What to work on:
Each of the lines below must be restated exactly.

Data about app and page elements:
———

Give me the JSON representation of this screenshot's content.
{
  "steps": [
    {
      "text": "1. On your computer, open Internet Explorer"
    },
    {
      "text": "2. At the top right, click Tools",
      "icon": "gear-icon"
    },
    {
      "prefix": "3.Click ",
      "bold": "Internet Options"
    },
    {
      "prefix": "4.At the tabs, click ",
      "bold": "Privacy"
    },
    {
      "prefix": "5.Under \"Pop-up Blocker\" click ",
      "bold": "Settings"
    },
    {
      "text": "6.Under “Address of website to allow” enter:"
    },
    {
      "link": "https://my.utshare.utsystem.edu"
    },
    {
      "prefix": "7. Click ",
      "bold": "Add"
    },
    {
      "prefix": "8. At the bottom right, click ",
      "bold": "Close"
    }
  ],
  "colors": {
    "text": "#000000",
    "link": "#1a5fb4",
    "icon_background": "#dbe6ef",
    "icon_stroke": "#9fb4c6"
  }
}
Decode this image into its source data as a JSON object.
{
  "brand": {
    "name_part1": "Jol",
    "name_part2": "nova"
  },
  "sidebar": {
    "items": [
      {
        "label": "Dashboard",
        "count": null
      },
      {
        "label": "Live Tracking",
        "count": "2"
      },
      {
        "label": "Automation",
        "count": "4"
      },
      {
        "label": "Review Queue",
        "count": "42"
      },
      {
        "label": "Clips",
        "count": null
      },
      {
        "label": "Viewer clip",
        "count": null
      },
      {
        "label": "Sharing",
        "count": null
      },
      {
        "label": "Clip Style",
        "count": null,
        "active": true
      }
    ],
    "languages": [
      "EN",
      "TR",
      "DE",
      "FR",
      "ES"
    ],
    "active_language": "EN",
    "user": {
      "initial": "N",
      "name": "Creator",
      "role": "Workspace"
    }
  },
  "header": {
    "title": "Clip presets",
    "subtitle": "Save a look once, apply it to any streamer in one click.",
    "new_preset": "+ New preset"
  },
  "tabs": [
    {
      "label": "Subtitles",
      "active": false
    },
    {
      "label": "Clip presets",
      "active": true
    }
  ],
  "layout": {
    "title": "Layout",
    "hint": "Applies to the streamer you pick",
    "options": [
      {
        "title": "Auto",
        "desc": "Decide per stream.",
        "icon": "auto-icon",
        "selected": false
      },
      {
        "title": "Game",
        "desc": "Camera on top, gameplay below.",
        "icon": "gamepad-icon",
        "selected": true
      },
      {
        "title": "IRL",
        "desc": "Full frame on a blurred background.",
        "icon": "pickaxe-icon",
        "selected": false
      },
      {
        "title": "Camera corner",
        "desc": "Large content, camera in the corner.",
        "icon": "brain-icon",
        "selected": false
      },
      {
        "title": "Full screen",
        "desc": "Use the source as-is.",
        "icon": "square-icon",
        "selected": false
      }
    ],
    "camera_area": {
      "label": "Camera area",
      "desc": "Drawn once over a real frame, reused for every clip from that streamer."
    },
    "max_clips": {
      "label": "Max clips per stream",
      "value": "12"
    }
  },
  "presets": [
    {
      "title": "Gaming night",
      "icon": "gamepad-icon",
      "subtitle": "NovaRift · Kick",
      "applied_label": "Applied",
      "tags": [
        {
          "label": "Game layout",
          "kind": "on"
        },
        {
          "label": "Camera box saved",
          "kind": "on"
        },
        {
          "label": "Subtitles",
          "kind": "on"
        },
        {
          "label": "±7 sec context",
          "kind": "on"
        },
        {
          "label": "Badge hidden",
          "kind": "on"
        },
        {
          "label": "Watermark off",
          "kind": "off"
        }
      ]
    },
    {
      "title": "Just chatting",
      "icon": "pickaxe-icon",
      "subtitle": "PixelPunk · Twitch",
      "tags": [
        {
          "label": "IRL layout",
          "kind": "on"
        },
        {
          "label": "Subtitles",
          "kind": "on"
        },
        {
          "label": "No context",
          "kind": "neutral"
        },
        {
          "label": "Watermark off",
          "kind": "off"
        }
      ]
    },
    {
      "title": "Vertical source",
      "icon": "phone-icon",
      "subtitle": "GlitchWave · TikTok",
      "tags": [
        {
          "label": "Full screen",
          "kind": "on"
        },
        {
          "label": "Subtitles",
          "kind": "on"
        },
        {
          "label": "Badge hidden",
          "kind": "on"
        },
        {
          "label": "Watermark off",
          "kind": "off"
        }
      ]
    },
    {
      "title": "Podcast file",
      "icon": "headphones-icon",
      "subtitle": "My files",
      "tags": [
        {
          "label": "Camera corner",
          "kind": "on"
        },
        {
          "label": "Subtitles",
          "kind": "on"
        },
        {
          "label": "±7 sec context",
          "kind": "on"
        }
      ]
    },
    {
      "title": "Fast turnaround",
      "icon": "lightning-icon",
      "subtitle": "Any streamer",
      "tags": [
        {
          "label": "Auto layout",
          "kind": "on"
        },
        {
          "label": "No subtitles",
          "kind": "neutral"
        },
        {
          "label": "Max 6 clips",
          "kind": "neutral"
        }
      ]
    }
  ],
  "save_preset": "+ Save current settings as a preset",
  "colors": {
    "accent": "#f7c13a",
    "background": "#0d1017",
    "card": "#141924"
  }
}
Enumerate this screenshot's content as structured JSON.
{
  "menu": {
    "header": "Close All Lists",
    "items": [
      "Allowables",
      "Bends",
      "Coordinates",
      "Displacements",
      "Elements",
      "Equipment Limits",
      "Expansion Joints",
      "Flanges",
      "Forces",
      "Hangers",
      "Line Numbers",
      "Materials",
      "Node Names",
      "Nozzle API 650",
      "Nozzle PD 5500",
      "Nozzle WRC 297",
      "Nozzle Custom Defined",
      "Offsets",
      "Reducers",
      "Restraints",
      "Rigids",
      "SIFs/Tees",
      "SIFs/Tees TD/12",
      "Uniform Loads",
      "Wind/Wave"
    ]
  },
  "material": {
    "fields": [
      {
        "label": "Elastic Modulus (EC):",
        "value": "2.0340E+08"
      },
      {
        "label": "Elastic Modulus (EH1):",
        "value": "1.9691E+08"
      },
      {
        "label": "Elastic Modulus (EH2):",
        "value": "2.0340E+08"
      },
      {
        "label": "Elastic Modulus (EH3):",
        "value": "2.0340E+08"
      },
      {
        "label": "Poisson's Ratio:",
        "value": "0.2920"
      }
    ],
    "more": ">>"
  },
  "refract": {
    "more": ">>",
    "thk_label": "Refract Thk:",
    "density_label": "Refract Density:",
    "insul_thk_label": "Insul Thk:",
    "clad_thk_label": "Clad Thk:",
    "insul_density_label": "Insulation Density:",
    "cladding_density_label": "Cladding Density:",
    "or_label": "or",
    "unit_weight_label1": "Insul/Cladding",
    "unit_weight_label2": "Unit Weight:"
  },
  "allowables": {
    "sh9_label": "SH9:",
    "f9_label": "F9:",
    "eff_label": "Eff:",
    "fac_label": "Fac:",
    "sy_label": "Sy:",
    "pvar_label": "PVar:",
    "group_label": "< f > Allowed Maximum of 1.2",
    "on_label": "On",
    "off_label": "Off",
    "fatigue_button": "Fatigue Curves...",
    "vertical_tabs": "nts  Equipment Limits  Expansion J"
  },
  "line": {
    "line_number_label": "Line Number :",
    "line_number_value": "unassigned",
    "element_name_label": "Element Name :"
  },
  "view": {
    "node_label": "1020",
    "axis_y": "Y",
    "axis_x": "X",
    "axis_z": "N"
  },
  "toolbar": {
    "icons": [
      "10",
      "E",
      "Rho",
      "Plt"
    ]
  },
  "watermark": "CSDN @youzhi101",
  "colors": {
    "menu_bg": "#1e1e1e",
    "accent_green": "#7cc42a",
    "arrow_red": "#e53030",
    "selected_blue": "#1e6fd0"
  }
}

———

Written solution:
Give me the JSON representation of this screenshot's content.
{
  "steps": [
    {
      "text": "1. On your computer, open Internet Explorer"
    },
    {
      "text": "2. At the top right, click Tools",
      "icon": "gear-icon"
    },
    {
      "prefix": "3.Click ",
      "bold": "Internet Options"
    },
    {
      "prefix": "4.At the tabs, click ",
      "bold": "Privacy"
    },
    {
      "prefix": "5.Under \"Pop-up Blocker\" click ",
      "bold": "Settings"
    },
    {
      "text": "6.Under “Address of website to allow” enter:"
    },
    {
      "link": "https://my.utshare.utsystem.edu"
    },
    {
      "prefix": "7. Click ",
      "bold": "Add"
    },
    {
      "prefix": "8. At the bottom right, click ",
      "bold": "Close"
    }
  ],
  "colors": {
    "text": "#000000",
    "link": "#1a5fb4",
    "icon_background": "#dbe6ef",
    "icon_stroke": "#9fb4c6"
  }
}
Decode this image into its source data as a JSON object.
{
  "brand": {
    "name_part1": "Jol",
    "name_part2": "nova"
  },
  "sidebar": {
    "items": [
      {
        "label": "Dashboard",
        "count": null
      },
      {
        "label": "Live Tracking",
        "count": "2"
      },
      {
        "label": "Automation",
        "count": "4"
      },
      {
        "label": "Review Queue",
        "count": "42"
      },
      {
        "label": "Clips",
        "count": null
      },
      {
        "label": "Viewer clip",
        "count": null
      },
      {
        "label": "Sharing",
        "count": null
      },
      {
        "label": "Clip Style",
        "count": null,
        "active": true
      }
    ],
    "languages": [
      "EN",
      "TR",
      "DE",
      "FR",
      "ES"
    ],
    "active_language": "EN",
    "user": {
      "initial": "N",
      "name": "Creator",
      "role": "Workspace"
    }
  },
  "header": {
    "title": "Clip presets",
    "subtitle": "Save a look once, apply it to any streamer in one click.",
    "new_preset": "+ New preset"
  },
  "tabs": [
    {
      "label": "Subtitles",
      "active": false
    },
    {
      "label": "Clip presets",
      "active": true
    }
  ],
  "layout": {
    "title": "Layout",
    "hint": "Applies to the streamer you pick",
    "options": [
      {
        "title": "Auto",
        "desc": "Decide per stream.",
        "icon": "auto-icon",
        "selected": false
      },
      {
        "title": "Game",
        "desc": "Camera on top, gameplay below.",
        "icon": "gamepad-icon",
        "selected": true
      },
      {
        "title": "IRL",
        "desc": "Full frame on a blurred background.",
        "icon": "pickaxe-icon",
        "selected": false
      },
      {
        "title": "Camera corner",
        "desc": "Large content, camera in the corner.",
        "icon": "brain-icon",
        "selected": false
      },
      {
        "title": "Full screen",
        "desc": "Use the source as-is.",
        "icon": "square-icon",
        "selected": false
      }
    ],
    "camera_area": {
      "label": "Camera area",
      "desc": "Drawn once over a real frame, reused for every clip from that streamer."
    },
    "max_clips": {
      "label": "Max clips per stream",
      "value": "12"
    }
  },
  "presets": [
    {
      "title": "Gaming night",
      "icon": "gamepad-icon",
      "subtitle": "NovaRift · Kick",
      "applied_label": "Applied",
      "tags": [
        {
          "label": "Game layout",
          "kind": "on"
        },
        {
          "label": "Camera box saved",
          "kind": "on"
        },
        {
          "label": "Subtitles",
          "kind": "on"
        },
        {
          "label": "±7 sec context",
          "kind": "on"
        },
        {
          "label": "Badge hidden",
          "kind": "on"
        },
        {
          "label": "Watermark off",
          "kind": "off"
        }
      ]
    },
    {
      "title": "Just chatting",
      "icon": "pickaxe-icon",
      "subtitle": "PixelPunk · Twitch",
      "tags": [
        {
          "label": "IRL layout",
          "kind": "on"
        },
        {
          "label": "Subtitles",
          "kind": "on"
        },
        {
          "label": "No context",
          "kind": "neutral"
        },
        {
          "label": "Watermark off",
          "kind": "off"
        }
      ]
    },
    {
      "title": "Vertical source",
      "icon": "phone-icon",
      "subtitle": "GlitchWave · TikTok",
      "tags": [
        {
          "label": "Full screen",
          "kind": "on"
        },
        {
          "label": "Subtitles",
          "kind": "on"
        },
        {
          "label": "Badge hidden",
          "kind": "on"
        },
        {
          "label": "Watermark off",
          "kind": "off"
        }
      ]
    },
    {
      "title": "Podcast file",
      "icon": "headphones-icon",
      "subtitle": "My files",
      "tags": [
        {
          "label": "Camera corner",
          "kind": "on"
        },
        {
          "label": "Subtitles",
          "kind": "on"
        },
        {
          "label": "±7 sec context",
          "kind": "on"
        }
      ]
    },
    {
      "title": "Fast turnaround",
      "icon": "lightning-icon",
      "subtitle": "Any streamer",
      "tags": [
        {
          "label": "Auto layout",
          "kind": "on"
        },
        {
          "label": "No subtitles",
          "kind": "neutral"
        },
        {
          "label": "Max 6 clips",
          "kind": "neutral"
        }
      ]
    }
  ],
  "save_preset": "+ Save current settings as a preset",
  "colors": {
    "accent": "#f7c13a",
    "background": "#0d1017",
    "card": "#141924"
  }
}
Enumerate this screenshot's content as structured JSON.
{
  "menu": {
    "header": "Close All Lists",
    "items": [
      "Allowables",
      "Bends",
      "Coordinates",
      "Displacements",
      "Elements",
      "Equipment Limits",
      "Expansion Joints",
      "Flanges",
      "Forces",
      "Hangers",
      "Line Numbers",
      "Materials",
      "Node Names",
      "Nozzle API 650",
      "Nozzle PD 5500",
      "Nozzle WRC 297",
      "Nozzle Custom Defined",
      "Offsets",
      "Reducers",
      "Restraints",
      "Rigids",
      "SIFs/Tees",
      "SIFs/Tees TD/12",
      "Uniform Loads",
      "Wind/Wave"
    ]
  },
  "material": {
    "fields": [
      {
        "label": "Elastic Modulus (EC):",
        "value": "2.0340E+08"
      },
      {
        "label": "Elastic Modulus (EH1):",
        "value": "1.9691E+08"
      },
      {
        "label": "Elastic Modulus (EH2):",
        "value": "2.0340E+08"
      },
      {
        "label": "Elastic Modulus (EH3):",
        "value": "2.0340E+08"
      },
      {
        "label": "Poisson's Ratio:",
        "value": "0.2920"
      }
    ],
    "more": ">>"
  },
  "refract": {
    "more": ">>",
    "thk_label": "Refract Thk:",
    "density_label": "Refract Density:",
    "insul_thk_label": "Insul Thk:",
    "clad_thk_label": "Clad Thk:",
    "insul_density_label": "Insulation Density:",
    "cladding_density_label": "Cladding Density:",
    "or_label": "or",
    "unit_weight_label1": "Insul/Cladding",
    "unit_weight_label2": "Unit Weight:"
  },
  "allowables": {
    "sh9_label": "SH9:",
    "f9_label": "F9:",
    "eff_label": "Eff:",
    "fac_label": "Fac:",
    "sy_label": "Sy:",
    "pvar_label": "PVar:",
    "group_label": "< f > Allowed Maximum of 1.2",
    "on_label": "On",
    "off_label": "Off",
    "fatigue_button": "Fatigue Curves...",
    "vertical_tabs": "nts  Equipment Limits  Expansion J"
  },
  "line": {
    "line_number_label": "Line Number :",
    "line_number_value": "unassigned",
    "element_name_label": "Element Name :"
  },
  "view": {
    "node_label": "1020",
    "axis_y": "Y",
    "axis_x": "X",
    "axis_z": "N"
  },
  "toolbar": {
    "icons": [
      "10",
      "E",
      "Rho",
      "Plt"
    ]
  },
  "watermark": "CSDN @youzhi101",
  "colors": {
    "menu_bg": "#1e1e1e",
    "accent_green": "#7cc42a",
    "arrow_red": "#e53030",
    "selected_blue": "#1e6fd0"
  }
}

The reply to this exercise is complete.